Top of RECORDS FOR THIS TASK

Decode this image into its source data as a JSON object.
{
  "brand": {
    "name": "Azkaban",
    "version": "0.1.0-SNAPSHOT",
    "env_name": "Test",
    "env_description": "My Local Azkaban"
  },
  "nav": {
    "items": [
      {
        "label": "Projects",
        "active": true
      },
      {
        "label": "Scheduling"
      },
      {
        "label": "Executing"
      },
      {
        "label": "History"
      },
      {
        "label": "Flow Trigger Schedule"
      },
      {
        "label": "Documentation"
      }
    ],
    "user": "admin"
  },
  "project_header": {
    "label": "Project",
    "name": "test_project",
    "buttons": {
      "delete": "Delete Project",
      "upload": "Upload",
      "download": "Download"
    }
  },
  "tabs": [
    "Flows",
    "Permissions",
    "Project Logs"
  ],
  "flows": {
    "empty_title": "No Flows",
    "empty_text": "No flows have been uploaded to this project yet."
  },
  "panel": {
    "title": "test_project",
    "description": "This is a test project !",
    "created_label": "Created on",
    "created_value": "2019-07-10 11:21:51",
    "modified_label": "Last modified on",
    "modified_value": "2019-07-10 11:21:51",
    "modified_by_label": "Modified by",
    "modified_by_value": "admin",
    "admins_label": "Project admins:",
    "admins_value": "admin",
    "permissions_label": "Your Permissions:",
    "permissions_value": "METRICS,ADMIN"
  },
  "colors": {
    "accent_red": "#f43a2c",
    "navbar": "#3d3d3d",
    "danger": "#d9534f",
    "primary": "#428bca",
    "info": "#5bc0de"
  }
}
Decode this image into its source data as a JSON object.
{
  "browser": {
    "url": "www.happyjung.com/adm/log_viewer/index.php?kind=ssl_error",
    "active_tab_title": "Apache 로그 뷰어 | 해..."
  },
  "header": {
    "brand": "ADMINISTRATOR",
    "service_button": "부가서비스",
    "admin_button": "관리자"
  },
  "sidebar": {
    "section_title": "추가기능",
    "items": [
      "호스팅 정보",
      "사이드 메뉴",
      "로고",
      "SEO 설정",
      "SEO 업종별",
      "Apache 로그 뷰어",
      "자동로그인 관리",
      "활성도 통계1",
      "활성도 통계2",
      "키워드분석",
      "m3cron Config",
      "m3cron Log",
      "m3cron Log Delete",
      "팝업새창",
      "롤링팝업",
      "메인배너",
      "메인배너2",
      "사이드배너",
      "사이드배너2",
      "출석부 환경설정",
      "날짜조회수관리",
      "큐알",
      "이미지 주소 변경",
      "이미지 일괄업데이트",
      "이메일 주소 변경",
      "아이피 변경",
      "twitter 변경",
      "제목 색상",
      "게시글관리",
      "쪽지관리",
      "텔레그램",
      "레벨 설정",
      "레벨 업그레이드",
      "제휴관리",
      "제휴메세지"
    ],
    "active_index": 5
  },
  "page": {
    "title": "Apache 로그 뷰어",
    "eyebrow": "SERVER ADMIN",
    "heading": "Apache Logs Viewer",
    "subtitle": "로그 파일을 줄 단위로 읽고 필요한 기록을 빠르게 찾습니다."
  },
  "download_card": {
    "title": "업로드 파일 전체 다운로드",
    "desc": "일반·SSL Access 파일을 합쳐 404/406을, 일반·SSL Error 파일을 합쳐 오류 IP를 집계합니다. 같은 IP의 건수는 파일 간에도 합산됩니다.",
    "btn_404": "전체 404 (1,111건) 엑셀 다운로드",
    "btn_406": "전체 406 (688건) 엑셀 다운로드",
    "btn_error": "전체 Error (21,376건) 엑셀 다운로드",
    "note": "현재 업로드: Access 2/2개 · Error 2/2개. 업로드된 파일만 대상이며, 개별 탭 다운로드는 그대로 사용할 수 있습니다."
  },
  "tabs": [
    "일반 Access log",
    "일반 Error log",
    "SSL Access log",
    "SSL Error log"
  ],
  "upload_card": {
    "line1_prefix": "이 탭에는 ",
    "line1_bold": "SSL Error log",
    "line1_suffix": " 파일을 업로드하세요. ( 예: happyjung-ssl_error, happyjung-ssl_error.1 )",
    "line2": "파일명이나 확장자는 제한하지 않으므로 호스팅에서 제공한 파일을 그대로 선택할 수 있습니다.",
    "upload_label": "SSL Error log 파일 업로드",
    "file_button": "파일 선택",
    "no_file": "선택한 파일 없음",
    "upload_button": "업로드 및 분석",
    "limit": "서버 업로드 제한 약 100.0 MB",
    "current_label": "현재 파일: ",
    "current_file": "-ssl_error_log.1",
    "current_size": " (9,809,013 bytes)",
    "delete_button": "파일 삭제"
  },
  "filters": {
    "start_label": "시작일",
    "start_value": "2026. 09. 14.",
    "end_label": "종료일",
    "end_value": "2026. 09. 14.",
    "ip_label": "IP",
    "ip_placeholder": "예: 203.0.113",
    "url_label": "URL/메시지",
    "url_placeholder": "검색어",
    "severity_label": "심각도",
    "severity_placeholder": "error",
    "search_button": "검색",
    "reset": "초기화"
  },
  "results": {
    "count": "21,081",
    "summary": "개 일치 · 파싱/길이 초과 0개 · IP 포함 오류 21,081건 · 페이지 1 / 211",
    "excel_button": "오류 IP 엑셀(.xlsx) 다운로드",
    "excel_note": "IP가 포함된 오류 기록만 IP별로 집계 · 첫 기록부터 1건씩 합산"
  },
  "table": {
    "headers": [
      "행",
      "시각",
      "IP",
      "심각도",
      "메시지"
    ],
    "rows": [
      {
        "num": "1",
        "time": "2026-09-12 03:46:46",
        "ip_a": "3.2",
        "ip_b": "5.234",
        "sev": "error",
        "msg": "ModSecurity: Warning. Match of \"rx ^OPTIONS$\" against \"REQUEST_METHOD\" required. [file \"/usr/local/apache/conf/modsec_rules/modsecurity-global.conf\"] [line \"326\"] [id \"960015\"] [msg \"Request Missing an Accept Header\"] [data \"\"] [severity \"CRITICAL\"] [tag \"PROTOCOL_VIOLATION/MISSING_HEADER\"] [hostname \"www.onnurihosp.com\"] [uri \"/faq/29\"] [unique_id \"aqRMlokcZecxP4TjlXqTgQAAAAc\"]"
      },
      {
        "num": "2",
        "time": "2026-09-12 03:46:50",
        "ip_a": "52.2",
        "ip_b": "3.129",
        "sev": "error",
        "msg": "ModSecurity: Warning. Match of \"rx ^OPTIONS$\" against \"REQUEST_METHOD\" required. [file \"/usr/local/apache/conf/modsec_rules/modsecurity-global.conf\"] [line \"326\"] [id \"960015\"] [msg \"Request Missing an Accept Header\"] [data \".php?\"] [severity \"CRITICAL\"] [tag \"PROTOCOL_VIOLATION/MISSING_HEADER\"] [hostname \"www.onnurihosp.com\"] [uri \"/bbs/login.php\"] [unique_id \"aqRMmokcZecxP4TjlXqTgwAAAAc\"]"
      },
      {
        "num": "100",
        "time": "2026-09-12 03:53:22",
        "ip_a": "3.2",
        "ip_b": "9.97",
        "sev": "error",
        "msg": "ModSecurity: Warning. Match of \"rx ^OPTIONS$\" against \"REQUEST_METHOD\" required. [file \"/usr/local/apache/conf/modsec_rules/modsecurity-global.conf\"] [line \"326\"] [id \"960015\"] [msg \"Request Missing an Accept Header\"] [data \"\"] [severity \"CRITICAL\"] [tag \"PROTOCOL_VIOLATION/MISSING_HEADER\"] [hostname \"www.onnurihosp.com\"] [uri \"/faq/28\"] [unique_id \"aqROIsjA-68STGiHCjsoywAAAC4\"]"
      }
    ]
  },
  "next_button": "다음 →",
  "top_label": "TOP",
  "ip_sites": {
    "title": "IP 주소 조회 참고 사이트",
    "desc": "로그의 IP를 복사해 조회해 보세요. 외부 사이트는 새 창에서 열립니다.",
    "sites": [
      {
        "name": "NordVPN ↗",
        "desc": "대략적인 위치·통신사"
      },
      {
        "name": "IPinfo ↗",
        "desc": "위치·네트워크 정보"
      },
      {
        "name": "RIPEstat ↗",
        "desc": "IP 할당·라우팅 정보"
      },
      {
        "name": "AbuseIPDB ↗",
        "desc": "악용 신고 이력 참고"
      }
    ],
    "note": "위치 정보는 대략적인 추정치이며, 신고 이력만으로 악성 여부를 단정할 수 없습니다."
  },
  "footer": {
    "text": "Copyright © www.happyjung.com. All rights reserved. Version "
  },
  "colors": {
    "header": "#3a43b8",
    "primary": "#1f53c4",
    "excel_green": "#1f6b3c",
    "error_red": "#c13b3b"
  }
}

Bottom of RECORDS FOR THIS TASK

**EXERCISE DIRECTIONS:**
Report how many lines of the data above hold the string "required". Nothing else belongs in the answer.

**RESULT BELOW:**
3